Turn Voice-Mail Messages into Sales Opportunities – Part II
Demeter cleared his throat. “How about this: ‘Hello, this is Demeter from FEI. I’d like to tell you how our custom fire ovens can increase your restaurant’s food preparation efficiency by 25 percent. Please call me back at 1-800-FEI-OLYMPUS.’”
“Not bad, but it’s usually better to end a voice-mail message by promising to follow up appropriately, rather than putting the ball in the prospect’s court by leaving your number,” Zoot explained. “Instead, say ‘If I don’t hear back from you, I’ll call you again next Tuesday at 10 a.m.’”
“Got it!’ Demeter said cheerily.
“Now replace the drawn-out messages you’ve been leaving for restaurant prospects with that one, and see where it gets you,” Zoot suggested.

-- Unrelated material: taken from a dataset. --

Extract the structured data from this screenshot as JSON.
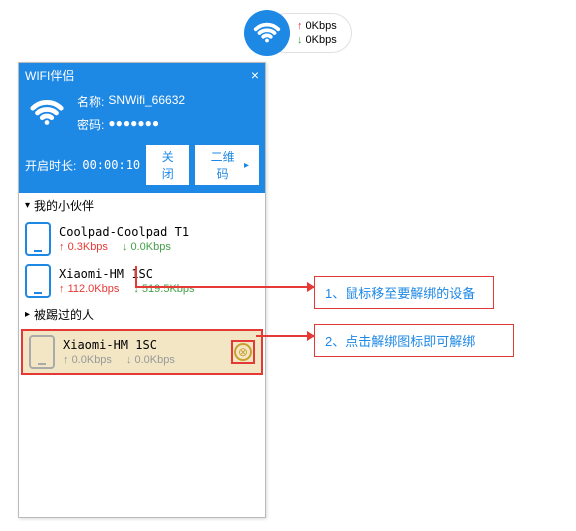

Three weeks later, Zoot dropped in on Demeter again. “Never have so many prospects returned my voice messages!” Demeter exclaimed. “Leaving a concise, purposeful message makes it easy for prospects to understand why I’m calling and call me back. In fact, Dionysus from Dionysus Café, who hadn’t responded to any the messages I left in the past six months, just called back and placed his first order!”
“Fantastic!” Zoot said. “Never underestimate the power of a voice-mail message that gets right to the point and doesn’t waste the listener’s time.”
“Speaking of which, I think you owe me a returned call,” Dionysus said with a grin. “Golf season’s starting soon, and you’ve had my putter for almost six months!”
Zoot winked. “Getting that baby back will require more than a good voice message.”
Today’s FIRE! Point
Slogging through dozens of voice-mail messages gets unbearable when every caller seems to ramble on with no end. Instead use brevity to stand out. Keep messages to less than 20 seconds and communicate a single point—any longer, and you risk losing the recipient's interest. Drafting and rehearsing a concise, pre-planned message can prepare you for either having a strong conversation or leaving an effective voice-mail message.